### Work to complete
When the string "true" occurs in a line of the records, show that line.

### Supplied data
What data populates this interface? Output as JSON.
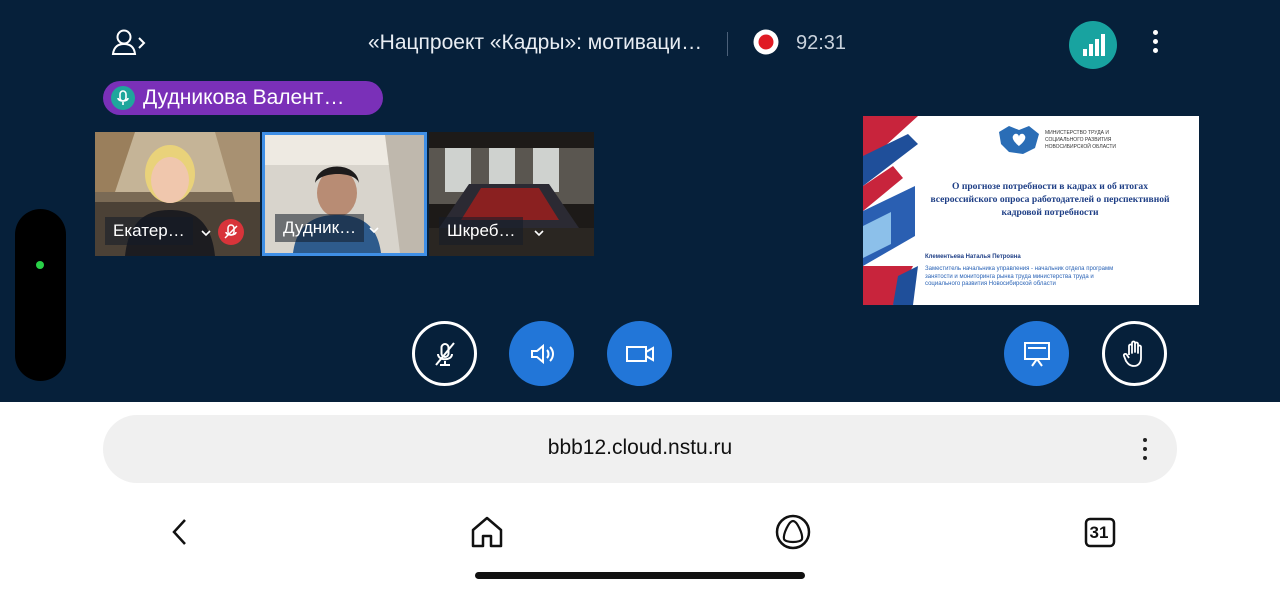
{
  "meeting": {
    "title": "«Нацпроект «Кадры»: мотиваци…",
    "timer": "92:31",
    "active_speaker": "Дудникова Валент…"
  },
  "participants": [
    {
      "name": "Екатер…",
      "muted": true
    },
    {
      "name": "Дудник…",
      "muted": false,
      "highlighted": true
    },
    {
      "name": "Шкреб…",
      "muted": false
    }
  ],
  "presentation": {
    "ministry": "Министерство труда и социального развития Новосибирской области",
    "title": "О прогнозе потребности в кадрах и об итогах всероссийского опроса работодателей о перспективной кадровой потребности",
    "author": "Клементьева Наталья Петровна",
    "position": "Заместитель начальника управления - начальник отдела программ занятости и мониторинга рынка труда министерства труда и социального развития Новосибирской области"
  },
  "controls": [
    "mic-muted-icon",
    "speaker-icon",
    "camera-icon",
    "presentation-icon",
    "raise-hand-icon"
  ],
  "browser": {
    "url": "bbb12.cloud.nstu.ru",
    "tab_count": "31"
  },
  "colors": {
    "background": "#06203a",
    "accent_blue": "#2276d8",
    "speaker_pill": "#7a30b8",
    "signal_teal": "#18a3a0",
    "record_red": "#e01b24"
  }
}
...
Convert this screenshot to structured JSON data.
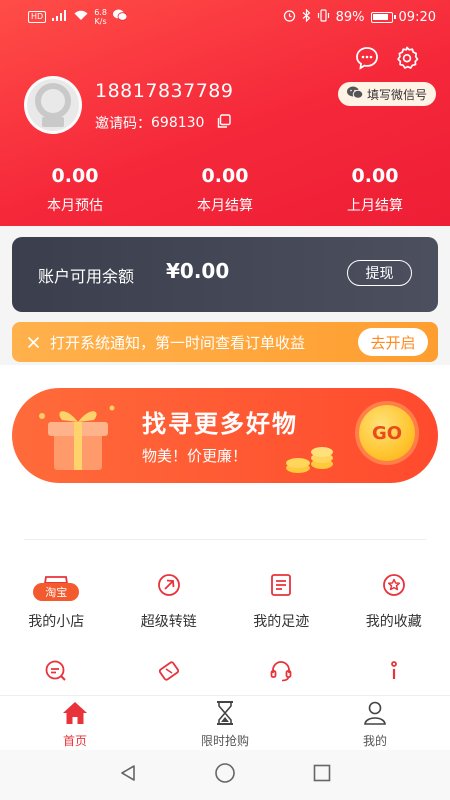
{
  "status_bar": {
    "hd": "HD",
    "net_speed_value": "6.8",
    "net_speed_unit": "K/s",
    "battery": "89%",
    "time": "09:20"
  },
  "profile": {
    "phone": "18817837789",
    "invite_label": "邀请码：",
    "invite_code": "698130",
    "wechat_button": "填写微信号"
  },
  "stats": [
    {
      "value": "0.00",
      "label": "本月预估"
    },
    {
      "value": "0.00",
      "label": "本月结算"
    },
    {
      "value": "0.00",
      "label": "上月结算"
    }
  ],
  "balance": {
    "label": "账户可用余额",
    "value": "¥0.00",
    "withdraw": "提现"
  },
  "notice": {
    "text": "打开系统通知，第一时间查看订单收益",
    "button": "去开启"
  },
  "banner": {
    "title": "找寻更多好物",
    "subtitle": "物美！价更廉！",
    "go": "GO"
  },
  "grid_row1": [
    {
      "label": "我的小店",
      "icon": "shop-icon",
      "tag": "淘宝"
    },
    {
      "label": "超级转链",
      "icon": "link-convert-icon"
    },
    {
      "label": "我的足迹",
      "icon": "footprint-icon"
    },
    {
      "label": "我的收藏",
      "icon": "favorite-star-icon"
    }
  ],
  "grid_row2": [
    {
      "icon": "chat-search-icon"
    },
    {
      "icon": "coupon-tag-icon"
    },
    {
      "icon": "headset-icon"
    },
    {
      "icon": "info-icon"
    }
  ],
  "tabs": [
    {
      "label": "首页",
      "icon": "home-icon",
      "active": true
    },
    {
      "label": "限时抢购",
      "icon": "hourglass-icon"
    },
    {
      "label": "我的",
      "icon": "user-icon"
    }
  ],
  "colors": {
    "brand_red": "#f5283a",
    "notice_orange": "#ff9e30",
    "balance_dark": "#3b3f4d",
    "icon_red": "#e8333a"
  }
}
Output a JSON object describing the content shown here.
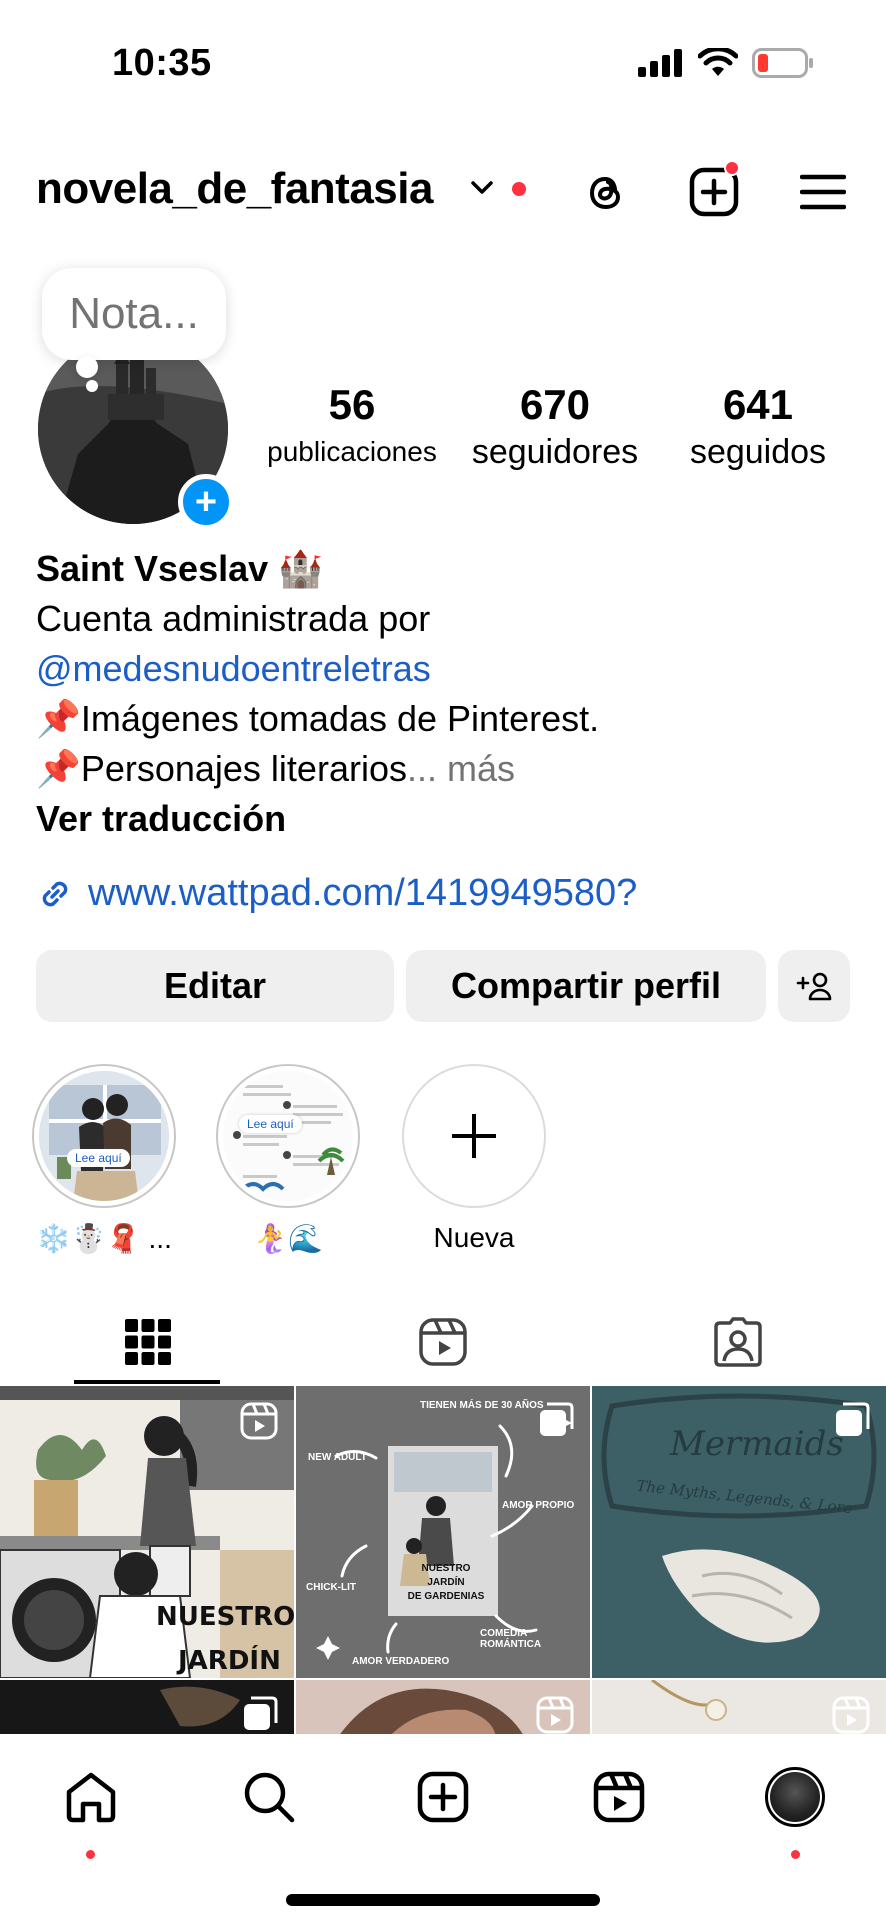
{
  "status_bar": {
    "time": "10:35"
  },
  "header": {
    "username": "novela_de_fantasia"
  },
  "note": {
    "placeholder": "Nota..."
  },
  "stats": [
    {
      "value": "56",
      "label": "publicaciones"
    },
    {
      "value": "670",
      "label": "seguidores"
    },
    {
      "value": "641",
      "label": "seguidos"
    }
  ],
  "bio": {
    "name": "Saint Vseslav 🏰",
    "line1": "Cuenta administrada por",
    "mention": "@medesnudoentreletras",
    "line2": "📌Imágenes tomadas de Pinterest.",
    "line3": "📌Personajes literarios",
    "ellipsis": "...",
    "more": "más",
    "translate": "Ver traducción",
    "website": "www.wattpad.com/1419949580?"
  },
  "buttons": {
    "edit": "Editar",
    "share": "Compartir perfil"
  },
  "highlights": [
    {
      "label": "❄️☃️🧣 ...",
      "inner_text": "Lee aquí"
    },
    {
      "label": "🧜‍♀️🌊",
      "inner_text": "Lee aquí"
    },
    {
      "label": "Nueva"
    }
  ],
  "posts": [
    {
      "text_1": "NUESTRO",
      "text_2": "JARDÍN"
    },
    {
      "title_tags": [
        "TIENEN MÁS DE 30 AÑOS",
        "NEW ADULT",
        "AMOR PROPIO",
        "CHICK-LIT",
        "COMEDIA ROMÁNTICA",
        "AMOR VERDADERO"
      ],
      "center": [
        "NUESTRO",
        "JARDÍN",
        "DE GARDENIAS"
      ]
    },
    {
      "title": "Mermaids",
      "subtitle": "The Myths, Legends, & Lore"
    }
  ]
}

### Exercise response
      "muted": true
      "highlighted": true
      "active": true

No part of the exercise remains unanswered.